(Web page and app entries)
BEGIN

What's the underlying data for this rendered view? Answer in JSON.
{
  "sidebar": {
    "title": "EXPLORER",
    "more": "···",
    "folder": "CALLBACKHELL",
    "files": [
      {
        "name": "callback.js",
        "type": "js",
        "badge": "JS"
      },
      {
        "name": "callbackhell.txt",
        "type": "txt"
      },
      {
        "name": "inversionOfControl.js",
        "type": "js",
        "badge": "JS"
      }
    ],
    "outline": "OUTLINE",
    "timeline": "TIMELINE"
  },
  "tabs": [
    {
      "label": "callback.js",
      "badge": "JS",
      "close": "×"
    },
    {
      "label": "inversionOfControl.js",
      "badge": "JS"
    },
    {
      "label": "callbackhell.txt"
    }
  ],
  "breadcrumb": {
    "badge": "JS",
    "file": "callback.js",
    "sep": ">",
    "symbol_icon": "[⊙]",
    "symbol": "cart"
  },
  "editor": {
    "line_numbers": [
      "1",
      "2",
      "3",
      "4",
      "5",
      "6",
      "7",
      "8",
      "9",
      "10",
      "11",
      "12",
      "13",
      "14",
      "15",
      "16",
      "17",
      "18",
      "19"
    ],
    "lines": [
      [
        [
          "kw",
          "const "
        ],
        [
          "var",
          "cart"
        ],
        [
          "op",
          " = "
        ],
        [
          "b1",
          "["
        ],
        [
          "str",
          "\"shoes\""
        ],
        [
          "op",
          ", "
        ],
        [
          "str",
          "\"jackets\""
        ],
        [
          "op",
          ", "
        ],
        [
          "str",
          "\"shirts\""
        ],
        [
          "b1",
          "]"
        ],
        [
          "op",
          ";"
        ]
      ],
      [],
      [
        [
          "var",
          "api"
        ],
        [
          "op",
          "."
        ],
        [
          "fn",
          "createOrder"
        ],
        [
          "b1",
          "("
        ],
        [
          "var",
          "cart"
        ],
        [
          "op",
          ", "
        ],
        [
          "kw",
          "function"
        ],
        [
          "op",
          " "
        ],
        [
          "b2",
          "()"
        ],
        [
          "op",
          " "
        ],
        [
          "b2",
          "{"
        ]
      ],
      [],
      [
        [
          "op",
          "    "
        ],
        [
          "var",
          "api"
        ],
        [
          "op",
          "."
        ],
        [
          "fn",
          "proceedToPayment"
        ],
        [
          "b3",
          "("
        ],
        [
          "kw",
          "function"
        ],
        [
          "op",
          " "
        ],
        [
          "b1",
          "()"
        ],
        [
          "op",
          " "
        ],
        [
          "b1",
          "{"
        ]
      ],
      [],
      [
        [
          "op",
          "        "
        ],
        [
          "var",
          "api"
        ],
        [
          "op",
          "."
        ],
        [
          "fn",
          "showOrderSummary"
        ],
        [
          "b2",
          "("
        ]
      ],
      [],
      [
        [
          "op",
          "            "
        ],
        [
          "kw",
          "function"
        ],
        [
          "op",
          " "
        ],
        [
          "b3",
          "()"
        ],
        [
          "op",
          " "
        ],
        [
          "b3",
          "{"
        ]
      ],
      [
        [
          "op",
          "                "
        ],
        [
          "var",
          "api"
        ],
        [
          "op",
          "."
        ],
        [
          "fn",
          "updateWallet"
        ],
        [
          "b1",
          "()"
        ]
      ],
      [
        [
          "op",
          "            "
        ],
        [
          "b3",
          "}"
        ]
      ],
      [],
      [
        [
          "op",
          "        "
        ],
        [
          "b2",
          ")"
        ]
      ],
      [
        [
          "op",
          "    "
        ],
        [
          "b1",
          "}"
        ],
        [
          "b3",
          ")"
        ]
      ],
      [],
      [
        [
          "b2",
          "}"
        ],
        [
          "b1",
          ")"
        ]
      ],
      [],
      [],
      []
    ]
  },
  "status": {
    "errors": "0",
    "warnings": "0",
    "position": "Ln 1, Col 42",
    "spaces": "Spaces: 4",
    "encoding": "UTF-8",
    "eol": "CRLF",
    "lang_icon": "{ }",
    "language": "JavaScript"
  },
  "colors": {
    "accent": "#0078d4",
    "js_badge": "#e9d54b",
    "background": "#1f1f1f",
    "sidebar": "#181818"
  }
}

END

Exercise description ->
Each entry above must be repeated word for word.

Exercise result ->
What's the underlying data for this rendered view? Answer in JSON.
{
  "sidebar": {
    "title": "EXPLORER",
    "more": "···",
    "folder": "CALLBACKHELL",
    "files": [
      {
        "name": "callback.js",
        "type": "js",
        "badge": "JS"
      },
      {
        "name": "callbackhell.txt",
        "type": "txt"
      },
      {
        "name": "inversionOfControl.js",
        "type": "js",
        "badge": "JS"
      }
    ],
    "outline": "OUTLINE",
    "timeline": "TIMELINE"
  },
  "tabs": [
    {
      "label": "callback.js",
      "badge": "JS",
      "close": "×"
    },
    {
      "label": "inversionOfControl.js",
      "badge": "JS"
    },
    {
      "label": "callbackhell.txt"
    }
  ],
  "breadcrumb": {
    "badge": "JS",
    "file": "callback.js",
    "sep": ">",
    "symbol_icon": "[⊙]",
    "symbol": "cart"
  },
  "editor": {
    "line_numbers": [
      "1",
      "2",
      "3",
      "4",
      "5",
      "6",
      "7",
      "8",
      "9",
      "10",
      "11",
      "12",
      "13",
      "14",
      "15",
      "16",
      "17",
      "18",
      "19"
    ],
    "lines": [
      [
        [
          "kw",
          "const "
        ],
        [
          "var",
          "cart"
        ],
        [
          "op",
          " = "
        ],
        [
          "b1",
          "["
        ],
        [
          "str",
          "\"shoes\""
        ],
        [
          "op",
          ", "
        ],
        [
          "str",
          "\"jackets\""
        ],
        [
          "op",
          ", "
        ],
        [
          "str",
          "\"shirts\""
        ],
        [
          "b1",
          "]"
        ],
        [
          "op",
          ";"
        ]
      ],
      [],
      [
        [
          "var",
          "api"
        ],
        [
          "op",
          "."
        ],
        [
          "fn",
          "createOrder"
        ],
        [
          "b1",
          "("
        ],
        [
          "var",
          "cart"
        ],
        [
          "op",
          ", "
        ],
        [
          "kw",
          "function"
        ],
        [
          "op",
          " "
        ],
        [
          "b2",
          "()"
        ],
        [
          "op",
          " "
        ],
        [
          "b2",
          "{"
        ]
      ],
      [],
      [
        [
          "op",
          "    "
        ],
        [
          "var",
          "api"
        ],
        [
          "op",
          "."
        ],
        [
          "fn",
          "proceedToPayment"
        ],
        [
          "b3",
          "("
        ],
        [
          "kw",
          "function"
        ],
        [
          "op",
          " "
        ],
        [
          "b1",
          "()"
        ],
        [
          "op",
          " "
        ],
        [
          "b1",
          "{"
        ]
      ],
      [],
      [
        [
          "op",
          "        "
        ],
        [
          "var",
          "api"
        ],
        [
          "op",
          "."
        ],
        [
          "fn",
          "showOrderSummary"
        ],
        [
          "b2",
          "("
        ]
      ],
      [],
      [
        [
          "op",
          "            "
        ],
        [
          "kw",
          "function"
        ],
        [
          "op",
          " "
        ],
        [
          "b3",
          "()"
        ],
        [
          "op",
          " "
        ],
        [
          "b3",
          "{"
        ]
      ],
      [
        [
          "op",
          "                "
        ],
        [
          "var",
          "api"
        ],
        [
          "op",
          "."
        ],
        [
          "fn",
          "updateWallet"
        ],
        [
          "b1",
          "()"
        ]
      ],
      [
        [
          "op",
          "            "
        ],
        [
          "b3",
          "}"
        ]
      ],
      [],
      [
        [
          "op",
          "        "
        ],
        [
          "b2",
          ")"
        ]
      ],
      [
        [
          "op",
          "    "
        ],
        [
          "b1",
          "}"
        ],
        [
          "b3",
          ")"
        ]
      ],
      [],
      [
        [
          "b2",
          "}"
        ],
        [
          "b1",
          ")"
        ]
      ],
      [],
      [],
      []
    ]
  },
  "status": {
    "errors": "0",
    "warnings": "0",
    "position": "Ln 1, Col 42",
    "spaces": "Spaces: 4",
    "encoding": "UTF-8",
    "eol": "CRLF",
    "lang_icon": "{ }",
    "language": "JavaScript"
  },
  "colors": {
    "accent": "#0078d4",
    "js_badge": "#e9d54b",
    "background": "#1f1f1f",
    "sidebar": "#181818"
  }
}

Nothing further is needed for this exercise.